 * ... PANHELLENIC: There is a big meeting coming up for the Kern County Panhellenic group, an organization devoted to bringing women who belonged to sororities together. It is set for Monday, March 4, at 11:30 a.m. at The Petroleum Club. Carolyn Pandol and Marianne Keathley are organizing the event to celebrate "International Badge Day," an annual event "during which sorority women everywhere honor their Greek affiliations." The cost is $30 a ticket. Make checks payable to Kern County Panhellenic, in care of Estrella Sistual, 9904 Kearney Hills Drive, Bakersfield, Ca. 93312.

 * ... DID YOU KNOW? Did you know that Wilma Jeanne Cooper, better known as Jeanne Cooper of the long running soap opera Young and the Restless, is a 1946 graduate of East High School? She is the winner of 10 daytime Emmys and also has a star on the walk of fame in Hollywood. Her son is Corbin Bernsen, a movie star in his own right. Jeanne was born in Taft in 1928. Thanks to Rick Van Horne for this tidbit.

House Majority Whip Kevin McCarthy to President Obama: the old stale ideas, more of the same, is not the solution

 Rep. Kevin McCarthy, R-Bakersfield, gives us his weekly view from Capitol Hill. In his words:

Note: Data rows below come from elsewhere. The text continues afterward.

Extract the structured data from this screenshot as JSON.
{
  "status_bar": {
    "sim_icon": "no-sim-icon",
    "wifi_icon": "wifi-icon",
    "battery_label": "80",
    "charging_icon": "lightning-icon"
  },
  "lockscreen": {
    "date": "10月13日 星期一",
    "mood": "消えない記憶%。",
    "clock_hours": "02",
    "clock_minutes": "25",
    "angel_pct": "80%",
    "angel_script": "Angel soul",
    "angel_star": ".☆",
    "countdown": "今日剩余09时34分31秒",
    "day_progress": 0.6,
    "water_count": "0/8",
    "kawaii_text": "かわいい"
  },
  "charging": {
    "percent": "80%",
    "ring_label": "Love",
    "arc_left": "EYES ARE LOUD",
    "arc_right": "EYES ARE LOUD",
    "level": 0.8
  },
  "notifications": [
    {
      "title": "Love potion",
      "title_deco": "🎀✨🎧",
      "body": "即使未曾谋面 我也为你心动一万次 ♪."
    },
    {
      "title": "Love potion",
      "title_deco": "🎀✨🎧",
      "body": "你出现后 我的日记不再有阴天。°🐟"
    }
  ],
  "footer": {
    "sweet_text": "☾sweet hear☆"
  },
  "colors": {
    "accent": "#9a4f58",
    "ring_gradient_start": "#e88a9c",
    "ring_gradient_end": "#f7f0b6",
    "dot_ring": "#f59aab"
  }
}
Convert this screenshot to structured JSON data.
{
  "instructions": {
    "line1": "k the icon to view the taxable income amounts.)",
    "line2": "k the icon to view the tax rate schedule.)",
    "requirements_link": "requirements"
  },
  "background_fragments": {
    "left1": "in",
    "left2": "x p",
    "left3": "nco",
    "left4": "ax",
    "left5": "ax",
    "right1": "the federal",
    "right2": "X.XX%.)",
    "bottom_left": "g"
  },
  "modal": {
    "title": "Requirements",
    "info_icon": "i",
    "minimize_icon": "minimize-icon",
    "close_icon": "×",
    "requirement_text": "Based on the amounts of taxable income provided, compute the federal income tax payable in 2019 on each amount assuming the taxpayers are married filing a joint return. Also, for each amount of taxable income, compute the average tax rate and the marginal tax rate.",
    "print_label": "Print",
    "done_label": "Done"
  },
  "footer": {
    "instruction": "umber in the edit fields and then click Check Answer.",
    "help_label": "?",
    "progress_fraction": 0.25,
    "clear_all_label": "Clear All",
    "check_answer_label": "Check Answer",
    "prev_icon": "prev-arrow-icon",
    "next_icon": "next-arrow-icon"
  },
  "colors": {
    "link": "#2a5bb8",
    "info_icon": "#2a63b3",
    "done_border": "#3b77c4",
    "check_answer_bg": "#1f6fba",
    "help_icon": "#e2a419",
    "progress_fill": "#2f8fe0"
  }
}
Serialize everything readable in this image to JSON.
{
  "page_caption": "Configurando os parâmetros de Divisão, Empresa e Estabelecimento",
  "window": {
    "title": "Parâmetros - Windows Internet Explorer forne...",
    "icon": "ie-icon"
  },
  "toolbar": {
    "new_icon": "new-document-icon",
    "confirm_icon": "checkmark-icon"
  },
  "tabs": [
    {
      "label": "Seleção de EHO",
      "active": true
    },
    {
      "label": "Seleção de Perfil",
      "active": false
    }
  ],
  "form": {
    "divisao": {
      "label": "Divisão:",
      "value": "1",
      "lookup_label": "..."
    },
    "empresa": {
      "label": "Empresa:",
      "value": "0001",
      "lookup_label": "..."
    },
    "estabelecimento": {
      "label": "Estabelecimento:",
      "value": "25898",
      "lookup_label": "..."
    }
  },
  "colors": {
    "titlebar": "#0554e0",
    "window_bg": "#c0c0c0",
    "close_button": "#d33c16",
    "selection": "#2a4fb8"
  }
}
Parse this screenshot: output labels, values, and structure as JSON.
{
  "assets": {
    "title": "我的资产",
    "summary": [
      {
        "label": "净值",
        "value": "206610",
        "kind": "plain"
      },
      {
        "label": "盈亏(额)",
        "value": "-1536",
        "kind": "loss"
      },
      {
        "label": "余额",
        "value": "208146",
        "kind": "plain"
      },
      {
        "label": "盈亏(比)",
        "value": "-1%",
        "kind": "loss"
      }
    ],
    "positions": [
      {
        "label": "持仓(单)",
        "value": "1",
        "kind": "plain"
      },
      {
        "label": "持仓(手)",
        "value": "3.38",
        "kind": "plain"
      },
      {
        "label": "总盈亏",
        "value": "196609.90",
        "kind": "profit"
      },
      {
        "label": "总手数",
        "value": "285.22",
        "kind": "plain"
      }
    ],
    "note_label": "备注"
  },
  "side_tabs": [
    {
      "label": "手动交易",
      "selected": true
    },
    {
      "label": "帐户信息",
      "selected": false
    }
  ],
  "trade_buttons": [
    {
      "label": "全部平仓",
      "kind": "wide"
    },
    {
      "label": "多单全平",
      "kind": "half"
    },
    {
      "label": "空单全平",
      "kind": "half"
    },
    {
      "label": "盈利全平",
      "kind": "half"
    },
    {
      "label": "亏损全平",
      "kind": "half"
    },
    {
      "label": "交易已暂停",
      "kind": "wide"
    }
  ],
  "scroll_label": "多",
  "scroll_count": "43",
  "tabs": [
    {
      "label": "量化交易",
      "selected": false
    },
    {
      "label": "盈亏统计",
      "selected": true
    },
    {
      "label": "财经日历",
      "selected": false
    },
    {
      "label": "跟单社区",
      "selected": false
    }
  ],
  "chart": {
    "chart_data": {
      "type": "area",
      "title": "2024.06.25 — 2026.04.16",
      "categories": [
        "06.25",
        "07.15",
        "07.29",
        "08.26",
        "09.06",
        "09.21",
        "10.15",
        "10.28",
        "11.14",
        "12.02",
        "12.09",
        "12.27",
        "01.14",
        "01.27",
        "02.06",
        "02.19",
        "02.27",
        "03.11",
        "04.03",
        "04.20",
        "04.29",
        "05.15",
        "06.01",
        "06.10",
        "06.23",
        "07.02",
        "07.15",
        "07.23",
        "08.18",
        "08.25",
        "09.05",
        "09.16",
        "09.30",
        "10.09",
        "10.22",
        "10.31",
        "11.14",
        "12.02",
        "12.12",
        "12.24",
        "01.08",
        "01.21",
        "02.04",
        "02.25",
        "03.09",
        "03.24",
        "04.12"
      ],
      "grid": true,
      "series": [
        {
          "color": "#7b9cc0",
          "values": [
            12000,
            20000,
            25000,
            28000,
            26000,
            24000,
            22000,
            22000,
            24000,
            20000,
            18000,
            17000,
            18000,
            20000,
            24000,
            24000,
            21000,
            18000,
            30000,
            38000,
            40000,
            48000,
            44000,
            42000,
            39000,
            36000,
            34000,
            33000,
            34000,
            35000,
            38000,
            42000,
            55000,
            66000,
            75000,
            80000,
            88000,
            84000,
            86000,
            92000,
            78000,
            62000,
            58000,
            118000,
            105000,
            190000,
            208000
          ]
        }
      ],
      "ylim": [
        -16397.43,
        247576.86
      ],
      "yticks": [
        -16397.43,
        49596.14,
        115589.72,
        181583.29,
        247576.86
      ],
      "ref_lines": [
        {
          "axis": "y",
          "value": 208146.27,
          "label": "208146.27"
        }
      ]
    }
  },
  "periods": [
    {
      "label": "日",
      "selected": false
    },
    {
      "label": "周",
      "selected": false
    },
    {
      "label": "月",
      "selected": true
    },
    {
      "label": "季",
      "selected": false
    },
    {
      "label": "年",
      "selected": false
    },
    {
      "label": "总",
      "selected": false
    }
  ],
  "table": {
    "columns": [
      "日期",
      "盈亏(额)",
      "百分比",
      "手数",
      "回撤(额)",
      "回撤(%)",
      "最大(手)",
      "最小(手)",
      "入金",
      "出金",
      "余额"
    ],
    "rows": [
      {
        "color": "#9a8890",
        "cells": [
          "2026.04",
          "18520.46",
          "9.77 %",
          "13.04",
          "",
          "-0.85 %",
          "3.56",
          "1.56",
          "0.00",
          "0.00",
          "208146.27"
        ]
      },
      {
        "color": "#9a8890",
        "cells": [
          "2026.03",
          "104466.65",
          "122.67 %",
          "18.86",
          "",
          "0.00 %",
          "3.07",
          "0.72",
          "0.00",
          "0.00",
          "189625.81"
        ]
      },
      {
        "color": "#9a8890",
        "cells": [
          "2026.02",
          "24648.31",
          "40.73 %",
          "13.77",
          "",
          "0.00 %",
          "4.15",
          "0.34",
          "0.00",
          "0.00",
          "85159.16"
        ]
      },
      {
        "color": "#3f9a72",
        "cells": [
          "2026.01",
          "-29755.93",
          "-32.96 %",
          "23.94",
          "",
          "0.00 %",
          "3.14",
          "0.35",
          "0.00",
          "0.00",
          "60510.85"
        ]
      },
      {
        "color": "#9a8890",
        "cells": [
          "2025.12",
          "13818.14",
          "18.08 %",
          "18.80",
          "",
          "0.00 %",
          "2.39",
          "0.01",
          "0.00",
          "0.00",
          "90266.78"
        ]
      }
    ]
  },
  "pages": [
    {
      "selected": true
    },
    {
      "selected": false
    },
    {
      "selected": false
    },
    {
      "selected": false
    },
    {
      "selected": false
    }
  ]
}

"Last week, the President gave his State of the Union Address.  The only proposals offered in the State of the Union address seem to be the same old stale ideas that will only lead to more taxes and more borrowing.  The President’s claim, that none of his proposals 'should increase our deficit by a single dime,' is hardly believable.  Especially since, under this Administration, the national debt has increased by 58.6 trillion dimes.  Let’s look at the facts since the President was first inaugurated in 2009:

·         The number of long-term unemployed Americans swelled from 2.7 million Americans to 4.8 million;

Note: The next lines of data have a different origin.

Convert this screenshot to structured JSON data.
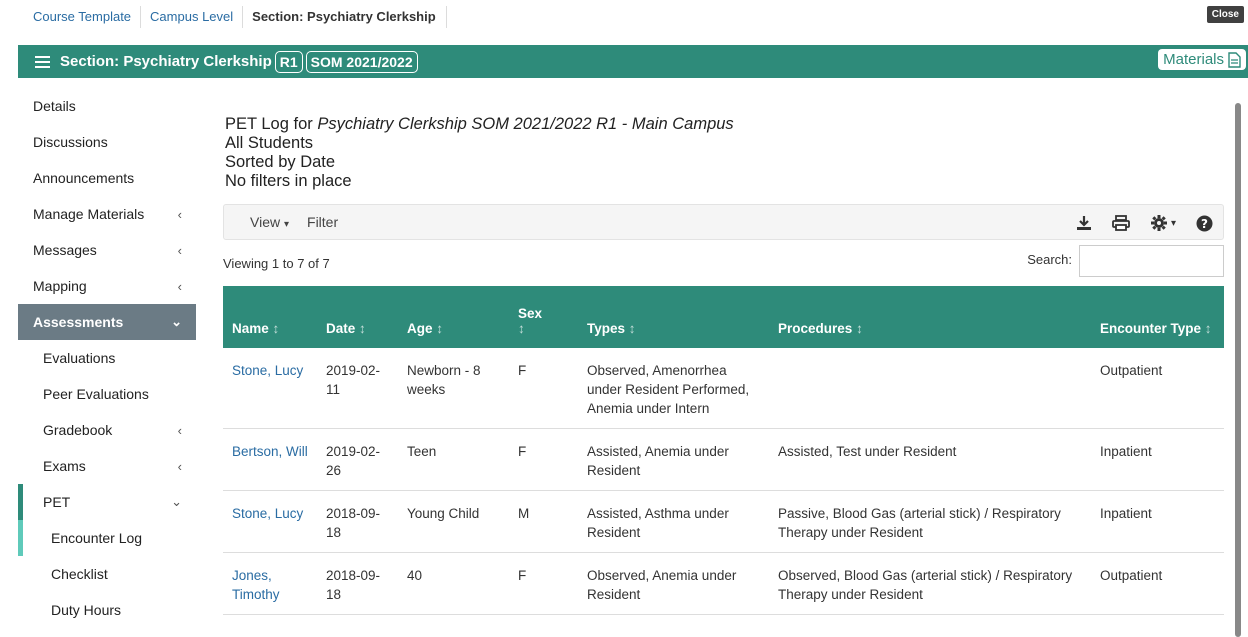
{
  "breadcrumbs": [
    "Course Template",
    "Campus Level",
    "Section: Psychiatry Clerkship"
  ],
  "close_label": "Close",
  "header": {
    "title": "Section: Psychiatry Clerkship",
    "pill1": "R1",
    "pill2": "SOM 2021/2022",
    "materials": "Materials"
  },
  "sidebar": {
    "items": [
      {
        "label": "Details"
      },
      {
        "label": "Discussions"
      },
      {
        "label": "Announcements"
      },
      {
        "label": "Manage Materials",
        "chev": "‹"
      },
      {
        "label": "Messages",
        "chev": "‹"
      },
      {
        "label": "Mapping",
        "chev": "‹"
      },
      {
        "label": "Assessments",
        "chev": "⌄"
      },
      {
        "label": "Evaluations"
      },
      {
        "label": "Peer Evaluations"
      },
      {
        "label": "Gradebook",
        "chev": "‹"
      },
      {
        "label": "Exams",
        "chev": "‹"
      },
      {
        "label": "PET",
        "chev": "⌄"
      },
      {
        "label": "Encounter Log"
      },
      {
        "label": "Checklist"
      },
      {
        "label": "Duty Hours"
      }
    ]
  },
  "main": {
    "heading_prefix": "PET Log for ",
    "heading_course": "Psychiatry Clerkship SOM 2021/2022 R1 - Main Campus",
    "line2": "All Students",
    "line3": "Sorted by Date",
    "line4": "No filters in place",
    "view_label": "View",
    "filter_label": "Filter",
    "viewing": "Viewing 1 to 7 of 7",
    "search_label": "Search:"
  },
  "table": {
    "columns": [
      "Name",
      "Date",
      "Age",
      "Sex",
      "Types",
      "Procedures",
      "Encounter Type"
    ],
    "rows": [
      {
        "name": "Stone, Lucy",
        "date": "2019-02-11",
        "age": "Newborn - 8 weeks",
        "sex": "F",
        "types": "Observed, Amenorrhea under Resident Performed, Anemia under Intern",
        "procedures": "",
        "encounter": "Outpatient"
      },
      {
        "name": "Bertson, Will",
        "date": "2019-02-26",
        "age": "Teen",
        "sex": "F",
        "types": "Assisted, Anemia under Resident",
        "procedures": "Assisted, Test under Resident",
        "encounter": "Inpatient"
      },
      {
        "name": "Stone, Lucy",
        "date": "2018-09-18",
        "age": "Young Child",
        "sex": "M",
        "types": "Assisted, Asthma under Resident",
        "procedures": "Passive, Blood Gas (arterial stick) / Respiratory Therapy under Resident",
        "encounter": "Inpatient"
      },
      {
        "name": "Jones, Timothy",
        "date": "2018-09-18",
        "age": "40",
        "sex": "F",
        "types": "Observed, Anemia under Resident",
        "procedures": "Observed, Blood Gas (arterial stick) / Respiratory Therapy under Resident",
        "encounter": "Outpatient"
      }
    ]
  },
  "colors": {
    "accent": "#2e8b7a",
    "active_nav": "#6b7b85",
    "link": "#2a6ca3"
  }
}
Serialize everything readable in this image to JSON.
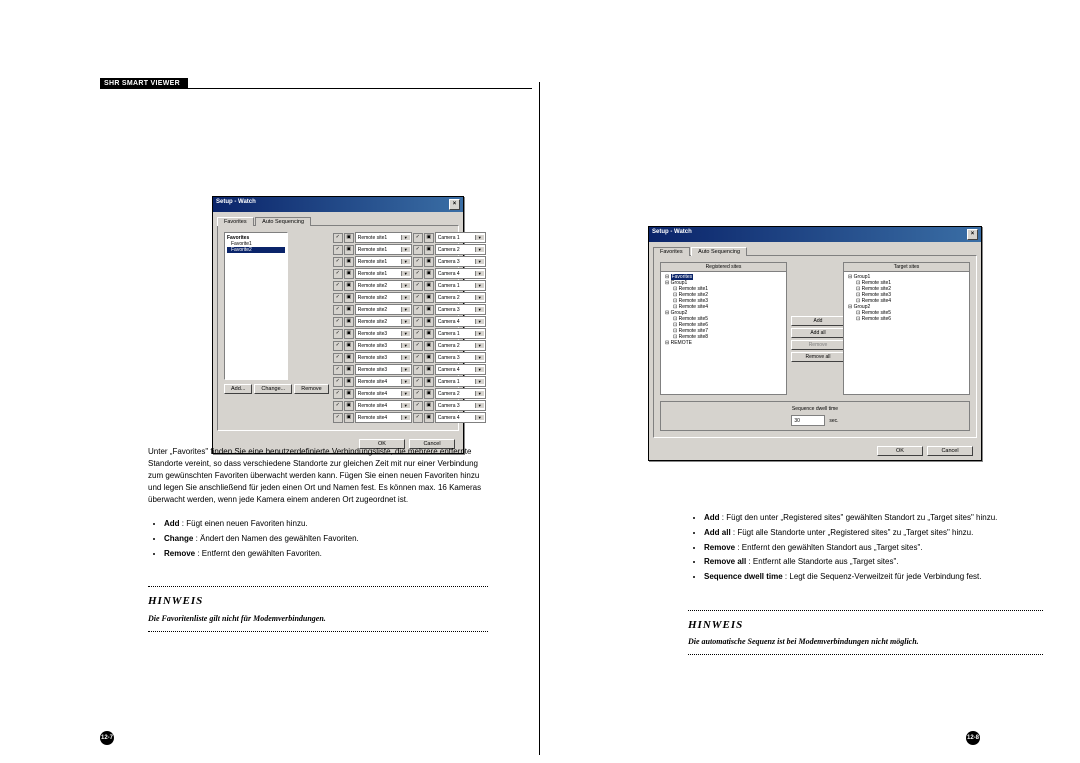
{
  "header": "SHR SMART VIEWER",
  "pageLeft": "12-7",
  "pageRight": "12-8",
  "win1": {
    "title": "Setup - Watch",
    "tab1": "Favorites",
    "tab2": "Auto Sequencing",
    "favHeader": "Favorites",
    "favItems": [
      "Favorite1",
      "Favorite2"
    ],
    "rows": [
      {
        "site": "Remote site1",
        "cam": "Camera 1"
      },
      {
        "site": "Remote site1",
        "cam": "Camera 2"
      },
      {
        "site": "Remote site1",
        "cam": "Camera 3"
      },
      {
        "site": "Remote site1",
        "cam": "Camera 4"
      },
      {
        "site": "Remote site2",
        "cam": "Camera 1"
      },
      {
        "site": "Remote site2",
        "cam": "Camera 2"
      },
      {
        "site": "Remote site2",
        "cam": "Camera 3"
      },
      {
        "site": "Remote site2",
        "cam": "Camera 4"
      },
      {
        "site": "Remote site3",
        "cam": "Camera 1"
      },
      {
        "site": "Remote site3",
        "cam": "Camera 2"
      },
      {
        "site": "Remote site3",
        "cam": "Camera 3"
      },
      {
        "site": "Remote site3",
        "cam": "Camera 4"
      },
      {
        "site": "Remote site4",
        "cam": "Camera 1"
      },
      {
        "site": "Remote site4",
        "cam": "Camera 2"
      },
      {
        "site": "Remote site4",
        "cam": "Camera 3"
      },
      {
        "site": "Remote site4",
        "cam": "Camera 4"
      }
    ],
    "btnAdd": "Add...",
    "btnChange": "Change...",
    "btnRemove": "Remove",
    "btnOK": "OK",
    "btnCancel": "Cancel"
  },
  "win2": {
    "title": "Setup - Watch",
    "tab1": "Favorites",
    "tab2": "Auto Sequencing",
    "regTitle": "Registered sites",
    "tgtTitle": "Target sites",
    "regTree": [
      {
        "lvl": 0,
        "t": "Favorites",
        "sel": true
      },
      {
        "lvl": 0,
        "t": "Group1"
      },
      {
        "lvl": 1,
        "t": "Remote site1"
      },
      {
        "lvl": 1,
        "t": "Remote site2"
      },
      {
        "lvl": 1,
        "t": "Remote site3"
      },
      {
        "lvl": 1,
        "t": "Remote site4"
      },
      {
        "lvl": 0,
        "t": "Group2"
      },
      {
        "lvl": 1,
        "t": "Remote site5"
      },
      {
        "lvl": 1,
        "t": "Remote site6"
      },
      {
        "lvl": 1,
        "t": "Remote site7"
      },
      {
        "lvl": 1,
        "t": "Remote site8"
      },
      {
        "lvl": 0,
        "t": "REMOTE"
      }
    ],
    "tgtTree": [
      {
        "lvl": 0,
        "t": "Group1"
      },
      {
        "lvl": 1,
        "t": "Remote site1"
      },
      {
        "lvl": 1,
        "t": "Remote site2"
      },
      {
        "lvl": 1,
        "t": "Remote site3"
      },
      {
        "lvl": 1,
        "t": "Remote site4"
      },
      {
        "lvl": 0,
        "t": "Group2"
      },
      {
        "lvl": 1,
        "t": "Remote site5"
      },
      {
        "lvl": 1,
        "t": "Remote site6"
      }
    ],
    "btnAdd": "Add",
    "btnAddAll": "Add all",
    "btnRemove": "Remove",
    "btnRemoveAll": "Remove all",
    "dwellLabel": "Sequence dwell time",
    "dwellVal": "30",
    "dwellUnit": "sec.",
    "btnOK": "OK",
    "btnCancel": "Cancel"
  },
  "textL": {
    "para": "Unter „Favorites\" finden Sie eine benutzerdefinierte Verbindungsliste, die mehrere entfernte Standorte vereint, so dass verschiedene Standorte zur gleichen Zeit mit nur einer Verbindung zum gewünschten Favoriten überwacht werden kann. Fügen Sie einen neuen Favoriten hinzu und legen Sie anschließend für jeden einen Ort und Namen fest. Es können max. 16 Kameras überwacht werden, wenn jede Kamera einem anderen Ort zugeordnet ist.",
    "b1b": "Add",
    "b1": " : Fügt einen neuen Favoriten hinzu.",
    "b2b": "Change",
    "b2": " : Ändert den Namen des gewählten Favoriten.",
    "b3b": "Remove",
    "b3": " : Entfernt den gewählten Favoriten.",
    "hTitle": "HINWEIS",
    "hText": "Die Favoritenliste gilt nicht für Modemverbindungen."
  },
  "textR": {
    "b1b": "Add",
    "b1": " : Fügt den unter „Registered sites\" gewählten Standort zu „Target sites\" hinzu.",
    "b2b": "Add all",
    "b2": " : Fügt alle Standorte unter „Registered sites\" zu „Target sites\" hinzu.",
    "b3b": "Remove",
    "b3": " : Entfernt den gewählten Standort aus „Target sites\".",
    "b4b": "Remove all",
    "b4": " : Entfernt alle Standorte aus „Target sites\".",
    "b5b": "Sequence dwell time",
    "b5": " : Legt die Sequenz-Verweilzeit für jede Verbindung fest.",
    "hTitle": "HINWEIS",
    "hText": "Die automatische Sequenz ist bei Modemverbindungen nicht möglich."
  }
}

·         89.5 million people are no longer in the labor force;

·         The national debt has risen from $10.6 trillion to $16.4 trillion;

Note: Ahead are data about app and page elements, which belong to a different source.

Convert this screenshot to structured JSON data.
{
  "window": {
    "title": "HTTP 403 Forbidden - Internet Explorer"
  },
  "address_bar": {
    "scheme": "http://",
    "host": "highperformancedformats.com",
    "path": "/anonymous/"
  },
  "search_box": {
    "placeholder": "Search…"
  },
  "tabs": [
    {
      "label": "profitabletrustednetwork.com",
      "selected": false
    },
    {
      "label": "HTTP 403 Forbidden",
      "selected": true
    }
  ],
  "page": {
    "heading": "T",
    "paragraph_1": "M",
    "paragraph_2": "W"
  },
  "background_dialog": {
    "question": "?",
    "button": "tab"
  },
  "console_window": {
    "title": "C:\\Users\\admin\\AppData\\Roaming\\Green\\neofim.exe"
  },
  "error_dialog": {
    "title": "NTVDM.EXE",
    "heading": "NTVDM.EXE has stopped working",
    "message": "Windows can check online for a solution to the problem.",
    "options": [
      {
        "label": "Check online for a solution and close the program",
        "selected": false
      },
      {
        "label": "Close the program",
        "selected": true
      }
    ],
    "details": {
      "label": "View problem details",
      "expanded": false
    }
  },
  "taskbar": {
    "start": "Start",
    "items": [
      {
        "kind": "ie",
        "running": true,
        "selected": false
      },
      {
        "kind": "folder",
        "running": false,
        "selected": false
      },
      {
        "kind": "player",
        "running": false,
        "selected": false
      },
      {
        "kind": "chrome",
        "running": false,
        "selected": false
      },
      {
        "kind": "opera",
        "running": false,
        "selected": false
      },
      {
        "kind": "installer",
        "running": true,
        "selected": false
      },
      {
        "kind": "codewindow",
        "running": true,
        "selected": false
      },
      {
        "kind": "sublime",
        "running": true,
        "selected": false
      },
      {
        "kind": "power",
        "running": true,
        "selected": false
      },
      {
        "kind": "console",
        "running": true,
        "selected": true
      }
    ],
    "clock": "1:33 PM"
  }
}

·         Gas prices have skyrocketed from an average of $1.85 per gallon to $3.60 at the pump;

·         Oil production on Federal lands and waters has declined by 14% since last year;

·         27% of student loan borrowers have past due balances.

 "What our country needs is a responsible budget that addresses deficit reduction by cutting spending and strengthening the long-term outlook of our nation’s entitlement programs.  The President and the Senate should join the House in submitting a responsible budget so that Congress can pass a budget that will balance and pay down our debt. Washington has a spending problem, and our growing debt burden is threatening to crush the opportunities of future generations.

 "We must also reinvigorate our free enterprise economy.  Families in our community are facing high gas prices, small businesses are struggling with the costs of regulations and complicated rules, and individuals are working more and more hours just to pay their bills. Let’s simplify the tax code so that hardworking Americans keep more of what they earn.  Let’s have small business owners spend their time innovating and creating, not filling out unnecessary paperwork.  Let’s expand domestic energy production by focusing on producing American energy from America in an environmentally respectful way, and in the process creating new jobs for Americans that need them.

 "Mr. President, we have an opportunity to tackle the challenges that face our nation.  More of the same is not the solution.  The time is now to outline real spending cuts which will reduce the debt burden on our children and grandchildren, rein in the regulatory burdens on our local small businesses, and simplify the tax code so that our economy can grow.  Growing up on the east side of Bakersfield, I saw my dad work hard to provide for our family and he even helped me start a small business which helped me pay for college and get a quality education.  These are the opportunities I want to provide to our future generations and the time is now to make that happen.